Remembering Pop on Veterans Day

Elsie and Paul Bangiola during WWII. She was a nurse, he was a fighter pilot. They met when he was recuperating from combat wounds in 1944. Paul Bangiola later became a state judge and mayor of Morris Plains. Photo courtesy of the Bangiola family
Elsie and Paul Bangiola during WWII. She was a nurse, he was a fighter pilot. They met when he was recuperating from combat wounds in 1944. Paul Bangiola later became a state judge and mayor of Morris Plains. Photo courtesy of the Bangiola family
1

 

By Paul M. Bangiola

Short story.

Wednesday was the eighth anniversary of my father’s death. That morning, Aunt Cecelia, age 96, called to remind me of a Mass in his memory at St. Christopher’s. I asked if she needed a ride, she said no, she’d meet me (she still drives). So my Dad was on my mind. 

GOING STRONG AT 96: Aunt Cecelia. Photo courtesy of the Bangiola family.
GOING STRONG AT 96: Aunt Cecelia. Photo courtesy of the Bangiola family.

Walked to my office across the yard when one of the other lawyers in my office  stopped me in the parking lot as I was just arriving and asked if there was any chance I had a pressure gauge. You know, for checking car tire pressure.

I smiled. “On me?”

He laughed and said no, of course not, but maybe back at the house, back across the yard.

I pictured myself ripping apart my house and car looking for a pressure gauge. I attempted subtlety and nonchalantly suggested a gas station two blocks away could help with both  checking the pressure and inflating the tire if needed.

And, besides, I added, it didn’t look flat to me. He quickly retreated.”No problem.” Phew!

I went into the office, said hello to Kate “The Great” Connolly, my secretary, and started work at my desk. 

FAMILY HEIRLOOM: Rolltop desk built by the late Judge Paul Bangiola. Photo courtesy of the Bangiola family.
FAMILY HEIRLOOM: Rolltop desk built by the late Judge Paul Bangiola. Photo courtesy of the Bangiola family.
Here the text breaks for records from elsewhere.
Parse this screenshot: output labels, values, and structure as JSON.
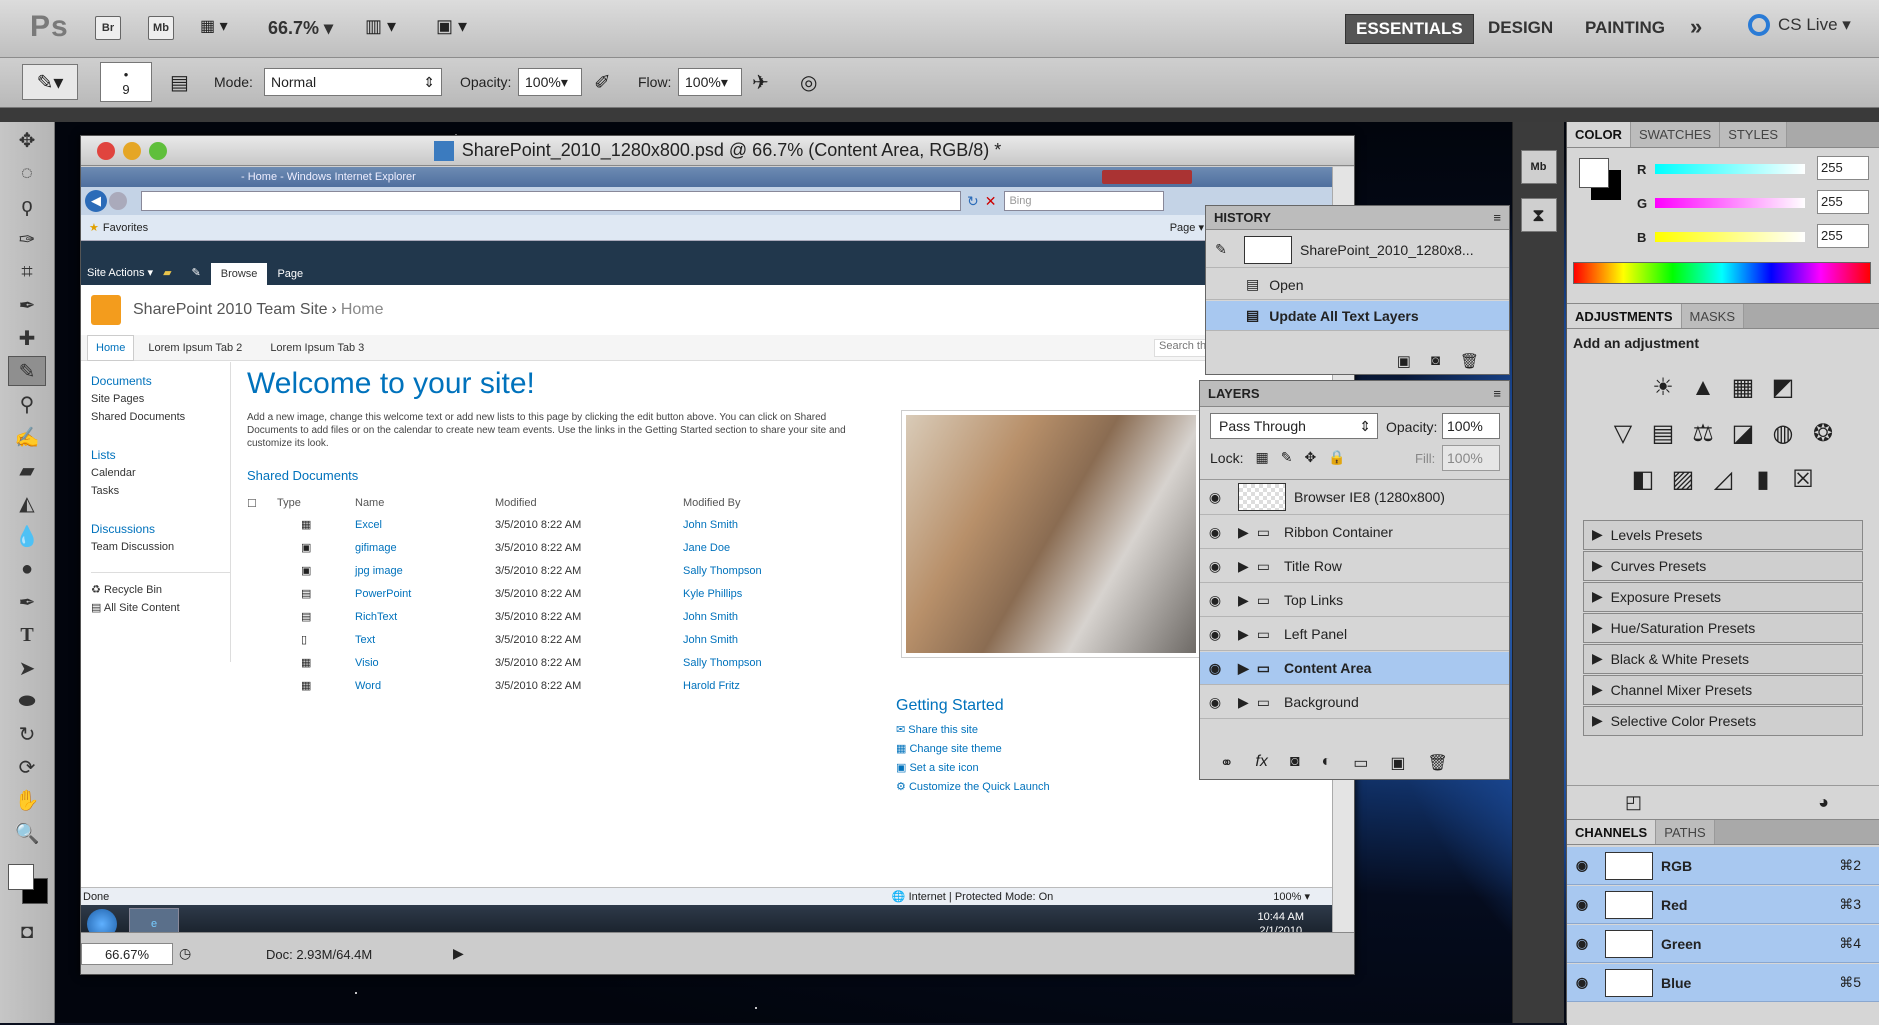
{
  "appbar": {
    "logo": "Ps",
    "br": "Br",
    "mb": "Mb",
    "zoom": "66.7%",
    "workspaces": [
      "ESSENTIALS",
      "DESIGN",
      "PAINTING"
    ],
    "more": "»",
    "cslive": "CS Live"
  },
  "optbar": {
    "brush_size": "9",
    "mode_label": "Mode:",
    "mode_value": "Normal",
    "opacity_label": "Opacity:",
    "opacity_value": "100%",
    "flow_label": "Flow:",
    "flow_value": "100%"
  },
  "document": {
    "title": "SharePoint_2010_1280x800.psd @ 66.7% (Content Area, RGB/8) *",
    "zoom": "66.67%",
    "doc_info": "Doc: 2.93M/64.4M"
  },
  "ie": {
    "window_title": "- Home - Windows Internet Explorer",
    "search_placeholder": "Bing",
    "favorites": "Favorites",
    "page_menu": "Page",
    "status": "Done",
    "zone": "Internet | Protected Mode: On",
    "zoom": "100%",
    "time": "10:44 AM",
    "date": "2/1/2010"
  },
  "sp": {
    "site_actions": "Site Actions",
    "browse": "Browse",
    "page": "Page",
    "site_title": "SharePoint 2010 Team Site",
    "breadcrumb_sep": "›",
    "breadcrumb": "Home",
    "tabs": [
      "Home",
      "Lorem Ipsum Tab 2",
      "Lorem Ipsum Tab 3"
    ],
    "search": "Search this site...",
    "nav": {
      "sec1": "Documents",
      "sec1_items": [
        "Site Pages",
        "Shared Documents"
      ],
      "sec2": "Lists",
      "sec2_items": [
        "Calendar",
        "Tasks"
      ],
      "sec3": "Discussions",
      "sec3_items": [
        "Team Discussion"
      ],
      "bottom": [
        "Recycle Bin",
        "All Site Content"
      ]
    },
    "welcome": "Welcome to your site!",
    "intro": "Add a new image, change this welcome text or add new lists to this page by clicking the edit button above. You can click on Shared Documents to add files or on the calendar to create new team events. Use the links in the Getting Started section to share your site and customize its look.",
    "shared_docs": "Shared Documents",
    "cols": [
      "Type",
      "Name",
      "Modified",
      "Modified By"
    ],
    "rows": [
      [
        "Excel",
        "3/5/2010 8:22 AM",
        "John Smith"
      ],
      [
        "gifimage",
        "3/5/2010 8:22 AM",
        "Jane Doe"
      ],
      [
        "jpg image",
        "3/5/2010 8:22 AM",
        "Sally Thompson"
      ],
      [
        "PowerPoint",
        "3/5/2010 8:22 AM",
        "Kyle Phillips"
      ],
      [
        "RichText",
        "3/5/2010 8:22 AM",
        "John Smith"
      ],
      [
        "Text",
        "3/5/2010 8:22 AM",
        "John Smith"
      ],
      [
        "Visio",
        "3/5/2010 8:22 AM",
        "Sally Thompson"
      ],
      [
        "Word",
        "3/5/2010 8:22 AM",
        "Harold Fritz"
      ]
    ],
    "getting_started": "Getting Started",
    "gs_items": [
      "Share this site",
      "Change site theme",
      "Set a site icon",
      "Customize the Quick Launch"
    ]
  },
  "history": {
    "title": "HISTORY",
    "snapshot": "SharePoint_2010_1280x8...",
    "items": [
      "Open",
      "Update All Text Layers"
    ]
  },
  "layers": {
    "title": "LAYERS",
    "blend": "Pass Through",
    "opacity_label": "Opacity:",
    "opacity": "100%",
    "lock_label": "Lock:",
    "fill_label": "Fill:",
    "fill": "100%",
    "items": [
      "Browser IE8 (1280x800)",
      "Ribbon Container",
      "Title Row",
      "Top Links",
      "Left Panel",
      "Content Area",
      "Background"
    ]
  },
  "color": {
    "tabs": [
      "COLOR",
      "SWATCHES",
      "STYLES"
    ],
    "r_label": "R",
    "g_label": "G",
    "b_label": "B",
    "r": "255",
    "g": "255",
    "b": "255"
  },
  "adjust": {
    "tabs": [
      "ADJUSTMENTS",
      "MASKS"
    ],
    "heading": "Add an adjustment",
    "presets": [
      "Levels Presets",
      "Curves Presets",
      "Exposure Presets",
      "Hue/Saturation Presets",
      "Black & White Presets",
      "Channel Mixer Presets",
      "Selective Color Presets"
    ]
  },
  "channels": {
    "tabs": [
      "CHANNELS",
      "PATHS"
    ],
    "items": [
      [
        "RGB",
        "⌘2"
      ],
      [
        "Red",
        "⌘3"
      ],
      [
        "Green",
        "⌘4"
      ],
      [
        "Blue",
        "⌘5"
      ]
    ]
  }
}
For some reason I turned my attention to my father’s old rolltop desk which I also keep in my office. My Dad built the desk himself. I never emptied it of his personal effects. It makes my office a little crowded, but I just like it where it is anyway. 

I smiled as I thought of the miscellaneous items (junk) he kept in the center drawer​. Letter openers, ticket stubs, an old slide rule, nail clippers (toe clipper too!), X-acto knife, and a Loyola Retreat House manual. Even some old Brendan Byrne political buttons. Haven’t  looked in that drawer for a couple of years.  

Anyway, on impulse, I got up, checked the drawer. 

Yup, tire gauge. Told Bob, the lawyer, I could help him after all. My Dad would have loved that. 

Went to the Mass for my Dad with Aunt Cecelia as planned and told her the story afterwards. We both had the same reaction:

Hello to you too, Pop.

Paul M. Bangiola is a Morristown resident and lawyer practicing on Franklin Street. He is a former Morris County Democratic Chairman, municipal prosecutor, and a New Jersey representative in the Electoral College. 

NEED A TIRE GAUGE? It's in here somewhere. Photo courtesy of the Bangiola family.
NEED A TIRE GAUGE? It’s in here somewhere. Photo courtesy of the Bangiola family.
Click here for reuse options!
Copyright 2017 MorristownGreen.com

1 COMMENT

  1. Thank you for this heart warming story and wonderful photo of the Bangiolas. I lived in Morris Plains many years ago and still remember the family. Bless them both for their service. Truly our greatest generation.

LEAVE A REPLY